So what’s does it take to make such a “task force”? A few cops, a few agents, get assigned to one, they give it a cool name, there is a piece of paper somewhere cross-designating the people on the task force as agents of one sovereign as well as others, and, boom, there you go. And every cop on the task force is suddenly a federal agent as well. Not like they trained at Quantico type of federal agent, but a paper federal agent.
This has been going on for decades, and it plays out in ways that nobody (outside of the lawyers who practice criminal law) paid much attention. It solved a bunch of problems that might otherwise have made prosecution more difficult, from the Elkins “Silver Platter” doctrine to keeping courts busy, but not too busy.
The task force could bring its cases to whichever prosecutors office best served its needs. If they engaged in conduct that was flagrantly unconstitutional under state law, no problem. They just walked across the street to the federal courthouse. Problem solved!
Most of the time, the jurisdictional issues had nothing to do with the cop being charged for killing some guy, which is why it failed to get on people’s radar. Rather, it was just a mechanism to prosecute drug dealers (and it was so gloriously effective that the use of multijurisdictional task forces has since spread out to all manner of crime). Nobody cared about it when it was drug dealers, because everybody hated drug dealers. Same as what happened with civil in rem forfeitures.
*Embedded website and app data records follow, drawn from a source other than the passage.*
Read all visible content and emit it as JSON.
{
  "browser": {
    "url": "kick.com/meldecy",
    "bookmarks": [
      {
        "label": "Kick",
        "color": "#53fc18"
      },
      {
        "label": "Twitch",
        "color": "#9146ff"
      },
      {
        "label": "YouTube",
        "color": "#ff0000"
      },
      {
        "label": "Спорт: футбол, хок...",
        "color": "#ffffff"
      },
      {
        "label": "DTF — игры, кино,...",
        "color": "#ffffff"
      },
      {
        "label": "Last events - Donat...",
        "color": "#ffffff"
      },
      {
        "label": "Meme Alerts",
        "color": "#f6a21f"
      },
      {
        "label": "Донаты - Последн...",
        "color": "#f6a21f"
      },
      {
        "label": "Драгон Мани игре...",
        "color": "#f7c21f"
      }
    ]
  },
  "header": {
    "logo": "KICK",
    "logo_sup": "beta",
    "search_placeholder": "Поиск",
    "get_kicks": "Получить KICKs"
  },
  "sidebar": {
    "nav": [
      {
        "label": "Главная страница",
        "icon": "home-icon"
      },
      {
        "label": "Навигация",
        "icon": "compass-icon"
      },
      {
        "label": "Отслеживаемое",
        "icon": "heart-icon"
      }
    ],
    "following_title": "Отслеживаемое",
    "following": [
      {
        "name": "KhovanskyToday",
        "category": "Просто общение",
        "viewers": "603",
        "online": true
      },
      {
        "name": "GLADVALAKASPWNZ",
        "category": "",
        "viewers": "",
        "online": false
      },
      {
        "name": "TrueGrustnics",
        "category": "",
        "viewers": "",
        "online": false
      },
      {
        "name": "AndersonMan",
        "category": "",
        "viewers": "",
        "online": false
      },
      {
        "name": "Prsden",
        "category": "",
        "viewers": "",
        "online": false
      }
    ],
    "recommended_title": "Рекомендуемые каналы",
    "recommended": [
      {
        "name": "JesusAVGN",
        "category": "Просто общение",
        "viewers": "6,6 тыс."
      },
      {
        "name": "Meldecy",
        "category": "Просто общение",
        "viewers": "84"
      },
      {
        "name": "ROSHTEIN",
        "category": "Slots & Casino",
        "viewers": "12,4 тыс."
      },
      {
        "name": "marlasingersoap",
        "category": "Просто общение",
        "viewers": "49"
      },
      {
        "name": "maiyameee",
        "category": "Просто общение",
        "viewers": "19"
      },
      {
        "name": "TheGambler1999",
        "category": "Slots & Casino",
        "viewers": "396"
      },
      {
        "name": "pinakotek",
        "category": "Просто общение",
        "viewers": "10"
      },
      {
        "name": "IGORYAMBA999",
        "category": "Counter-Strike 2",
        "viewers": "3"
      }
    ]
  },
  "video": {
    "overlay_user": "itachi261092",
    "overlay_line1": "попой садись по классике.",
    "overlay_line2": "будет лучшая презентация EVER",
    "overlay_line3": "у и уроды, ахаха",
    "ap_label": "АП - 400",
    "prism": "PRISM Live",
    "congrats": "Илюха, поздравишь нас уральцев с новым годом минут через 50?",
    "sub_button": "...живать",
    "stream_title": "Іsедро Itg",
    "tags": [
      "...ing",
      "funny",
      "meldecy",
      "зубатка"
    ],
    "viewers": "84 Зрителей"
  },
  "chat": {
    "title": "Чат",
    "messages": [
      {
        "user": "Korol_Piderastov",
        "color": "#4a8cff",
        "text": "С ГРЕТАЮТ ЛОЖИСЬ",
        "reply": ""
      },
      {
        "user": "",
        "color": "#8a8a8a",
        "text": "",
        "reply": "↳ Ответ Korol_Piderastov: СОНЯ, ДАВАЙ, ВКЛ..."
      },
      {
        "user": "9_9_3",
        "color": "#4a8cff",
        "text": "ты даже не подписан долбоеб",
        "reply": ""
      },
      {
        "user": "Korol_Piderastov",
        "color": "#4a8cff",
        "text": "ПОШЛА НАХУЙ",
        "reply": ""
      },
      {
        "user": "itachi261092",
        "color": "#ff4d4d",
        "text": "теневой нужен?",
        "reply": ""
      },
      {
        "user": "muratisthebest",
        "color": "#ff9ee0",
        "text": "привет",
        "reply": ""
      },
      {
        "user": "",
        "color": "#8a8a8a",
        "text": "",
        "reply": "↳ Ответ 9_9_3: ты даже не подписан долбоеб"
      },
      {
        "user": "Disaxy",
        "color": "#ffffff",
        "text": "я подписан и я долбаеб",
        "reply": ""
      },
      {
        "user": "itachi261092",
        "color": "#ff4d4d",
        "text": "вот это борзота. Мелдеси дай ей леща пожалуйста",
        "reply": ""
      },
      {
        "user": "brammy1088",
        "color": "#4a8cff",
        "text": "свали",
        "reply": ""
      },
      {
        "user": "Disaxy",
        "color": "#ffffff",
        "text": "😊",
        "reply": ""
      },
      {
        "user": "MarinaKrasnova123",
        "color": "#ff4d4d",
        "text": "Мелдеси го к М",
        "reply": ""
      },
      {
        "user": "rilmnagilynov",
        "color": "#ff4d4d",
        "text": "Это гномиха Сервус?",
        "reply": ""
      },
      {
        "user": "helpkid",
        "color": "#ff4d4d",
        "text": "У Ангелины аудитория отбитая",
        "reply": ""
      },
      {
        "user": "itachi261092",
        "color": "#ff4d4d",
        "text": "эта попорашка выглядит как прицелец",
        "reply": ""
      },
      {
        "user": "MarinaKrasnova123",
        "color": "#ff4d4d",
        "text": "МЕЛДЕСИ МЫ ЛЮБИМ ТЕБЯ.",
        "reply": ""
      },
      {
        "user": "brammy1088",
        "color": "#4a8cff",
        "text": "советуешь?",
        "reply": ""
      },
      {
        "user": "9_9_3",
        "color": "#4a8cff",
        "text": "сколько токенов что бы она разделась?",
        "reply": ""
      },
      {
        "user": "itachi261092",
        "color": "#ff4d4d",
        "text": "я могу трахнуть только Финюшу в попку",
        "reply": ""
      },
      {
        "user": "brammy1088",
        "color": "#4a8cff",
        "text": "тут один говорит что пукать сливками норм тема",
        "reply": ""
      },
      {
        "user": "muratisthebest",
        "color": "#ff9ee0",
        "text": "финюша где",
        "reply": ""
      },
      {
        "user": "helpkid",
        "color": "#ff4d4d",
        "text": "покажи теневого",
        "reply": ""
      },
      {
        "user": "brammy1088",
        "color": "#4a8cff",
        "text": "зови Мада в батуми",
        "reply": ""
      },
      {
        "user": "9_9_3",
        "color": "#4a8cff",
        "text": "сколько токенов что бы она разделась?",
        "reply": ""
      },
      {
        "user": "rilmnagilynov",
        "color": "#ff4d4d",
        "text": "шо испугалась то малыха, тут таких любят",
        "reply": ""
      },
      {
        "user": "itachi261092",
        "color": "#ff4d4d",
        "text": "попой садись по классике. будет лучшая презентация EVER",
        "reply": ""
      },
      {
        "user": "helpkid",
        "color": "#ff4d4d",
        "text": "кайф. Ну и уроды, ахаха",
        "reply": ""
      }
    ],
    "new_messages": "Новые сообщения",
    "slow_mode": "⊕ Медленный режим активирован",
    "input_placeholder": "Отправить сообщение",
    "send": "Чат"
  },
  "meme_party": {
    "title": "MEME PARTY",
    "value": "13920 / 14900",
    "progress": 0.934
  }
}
And so a body of law developed around the authority of cross-designated cops and agents, and nobody said “boo.”
But now, a cross-designated Austin cop gets a free pass on killing Larry Jackson, and everybody is outraged. They should be. The whole concept of cross-designation is a circumvention of the limits of dual sovereignty, and would enable Kleinert to have it both ways, cashing his Austin Police Department paycheck while basking in the cloak of federal supremacy.
Of course, this does not prevent the United States Department of Justice from prosecuting Kleinert if the state is precluded from doing so.
“The fact is that [Kleinert] was working in a federal capacity and carrying out his federal duties,” Leavitt said. “So as long as he was acting in good faith, which he was, he is immune from state prosecution.”
While the state plans to appeal Judge Yeakel’s ruling, there remains an easier answer that would overcome the problem. Hey feds, you want your task force? Clean up its mess. Prosecute Kleinert and put some flesh in the game.